Second, I’m right with you on teacher collaboration – and I have been there since my days on the school board here in Nashville: http://shearonforschools.com/books_lesson_study.htm. Works for Common Core. Works for SMART Strengths. Works.
And I agree about Professional Development – talking at people almost never changes behavior; it almost never truly increases engagement, purpose, collaboration and joy, and if those positive emotions don’t go up, new ways of thinking, behaving, and relating are unlikely (see Barb Fredrickson’s work). John and I are working now to develop our next training with a school in Charleston, SC, and we are pushing ourselves constantly to cover less in more depth. We are shooting for more time for participants to work together and develop concrete ways to take the skills forward in their lives and teaching. And every time we take out a skill, I grieve. I want them to have it all! Yet, getting even two days is tough, and that’s so short for learning, practicing with coaching, and planning together ways to implement and teach skills around strengths, optimism, growth mindsets, positive emotional balance, appreciative stance, and strong relationships.
Such a challenge!
You were certainly an exemplar board member. I appreciate your motion to give teachers time and space to engage in quality collaboration. I’m not familiar with Fredrickson’s work, but I want to be: any entry-level pieces that you recommended? It just makes sense that where joy, engagement, purpose, and collaboration are present, there gains in student achievement will be present as well. I visited Lebanon High School recently and completely saw this principle in action.
I know well that feeling of grieving — I think I’d learn a lot from sitting in on your planning sessions with John. You guys are pros who have been doing this–with results–for years. May SMART Strengths flourish, Dave, along with the trainings you’re leading. It’s good work. Thanks for sharing the struggle with us!
Suzanne Snider says
Achieve has a really good rubric for evaluating quality materials and deciding what is truly aligned to the Common Core. They have some user friendly resources on http://www.achieve.org/EQuIP
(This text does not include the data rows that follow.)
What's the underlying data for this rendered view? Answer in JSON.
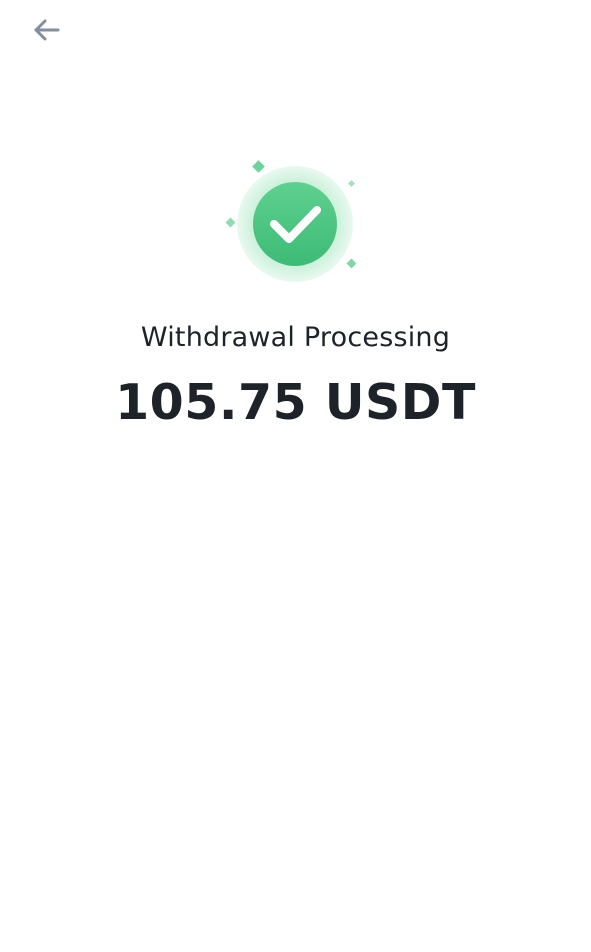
{
  "header": {
    "back_icon": "arrow-left-icon"
  },
  "status": {
    "icon": "check-circle-icon",
    "title": "Withdrawal Processing",
    "amount": "105.75 USDT"
  },
  "colors": {
    "success_green": "#3cc878",
    "success_light": "#d8f5e4",
    "text_primary": "#1e2329",
    "icon_gray": "#848e9c"
  }
}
EQuIP stands for Educators Evaluating Quality Instructional Products.
Suzanne, I do hope EQuIP grows and grows — they are fighting the right fight, separating the wheat from the chaff. Thanks for sharing this link!